  7. (transitive, figuratively, obsolete) To accept (someone) as a friend#Noun|friend; to accept (someone's) help#Noun|help gladly.
    • c. 1608–1609, William Shakespeare, “The Tragedy of Coriolanus”, in Mr. William Shakespeares Comedies, Histories, & Tragedies: Published According to the True Originall Copies (First Folio), London: Printed by Isaac Iaggard, and Ed[ward] Blount, published 1623, OCLC 606515358 ↗, [Act IV, scene vii], page 25 ↗, column 1:
      He bears himſelfe more proudlier, / Euen to my perſon, then I thought he would / When firſt I did embrace him.
  8. (transitive, law, figuratively, obsolete) To attempt to influence#Verb|influence (a court#Noun|court, jury, etc.) corruptly; to practise embracery.
    • 1769, William Blackstone, “Of Offences against Public Justice”, in Commentaries on the Laws of England, book IV (Of Public Wrongs), Oxford: Printed at the Clarendon Press, OCLC 65350522 ↗, paragraph 18, page 140 ↗:

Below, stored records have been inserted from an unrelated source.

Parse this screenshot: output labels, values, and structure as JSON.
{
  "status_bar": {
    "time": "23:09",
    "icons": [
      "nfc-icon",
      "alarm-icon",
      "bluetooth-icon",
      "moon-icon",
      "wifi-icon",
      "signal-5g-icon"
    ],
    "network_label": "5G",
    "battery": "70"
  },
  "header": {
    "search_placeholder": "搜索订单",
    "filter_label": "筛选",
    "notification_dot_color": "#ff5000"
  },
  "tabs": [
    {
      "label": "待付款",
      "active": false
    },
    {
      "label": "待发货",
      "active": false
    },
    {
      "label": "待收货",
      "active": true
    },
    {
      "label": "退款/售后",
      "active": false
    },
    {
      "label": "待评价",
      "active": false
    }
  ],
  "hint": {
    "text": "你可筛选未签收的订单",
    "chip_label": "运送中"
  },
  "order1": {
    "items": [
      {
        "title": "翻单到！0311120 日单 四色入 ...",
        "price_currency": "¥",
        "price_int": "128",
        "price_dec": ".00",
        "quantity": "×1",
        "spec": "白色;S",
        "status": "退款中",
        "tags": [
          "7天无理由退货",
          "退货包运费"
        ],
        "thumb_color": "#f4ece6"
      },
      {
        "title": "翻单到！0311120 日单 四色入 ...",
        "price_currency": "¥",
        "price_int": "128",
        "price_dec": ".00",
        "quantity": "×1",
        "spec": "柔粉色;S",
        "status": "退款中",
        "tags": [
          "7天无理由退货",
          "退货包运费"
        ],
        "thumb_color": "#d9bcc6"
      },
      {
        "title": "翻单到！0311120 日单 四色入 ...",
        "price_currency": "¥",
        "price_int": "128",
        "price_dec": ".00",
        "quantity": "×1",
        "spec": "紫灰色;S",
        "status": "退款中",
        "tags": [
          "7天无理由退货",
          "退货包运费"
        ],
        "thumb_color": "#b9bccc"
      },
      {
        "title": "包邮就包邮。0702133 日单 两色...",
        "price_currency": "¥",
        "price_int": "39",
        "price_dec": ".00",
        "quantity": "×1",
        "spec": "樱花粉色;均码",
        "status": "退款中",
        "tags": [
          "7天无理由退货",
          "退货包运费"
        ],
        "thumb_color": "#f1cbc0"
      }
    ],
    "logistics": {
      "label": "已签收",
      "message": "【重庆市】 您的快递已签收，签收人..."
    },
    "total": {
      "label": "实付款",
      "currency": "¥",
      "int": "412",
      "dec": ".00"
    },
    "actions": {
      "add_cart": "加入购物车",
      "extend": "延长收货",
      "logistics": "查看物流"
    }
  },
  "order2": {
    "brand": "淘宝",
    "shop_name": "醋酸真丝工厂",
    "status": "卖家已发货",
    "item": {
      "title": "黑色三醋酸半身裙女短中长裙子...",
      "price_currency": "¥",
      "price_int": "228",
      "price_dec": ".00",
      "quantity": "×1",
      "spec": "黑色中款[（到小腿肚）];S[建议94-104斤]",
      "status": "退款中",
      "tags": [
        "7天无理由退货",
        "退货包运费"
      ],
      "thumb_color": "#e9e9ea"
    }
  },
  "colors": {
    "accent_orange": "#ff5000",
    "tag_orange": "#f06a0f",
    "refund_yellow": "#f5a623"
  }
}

      The puniſhment for the perſon embracing is by fine and impriſonment; and, for the juror ſo embraced, if it be by taking money, the puniſhment is (by divers ſtatutes of the reign of Edward III) perpetual infamy, impriſonment for a year, and forfeiture of the tenfold value.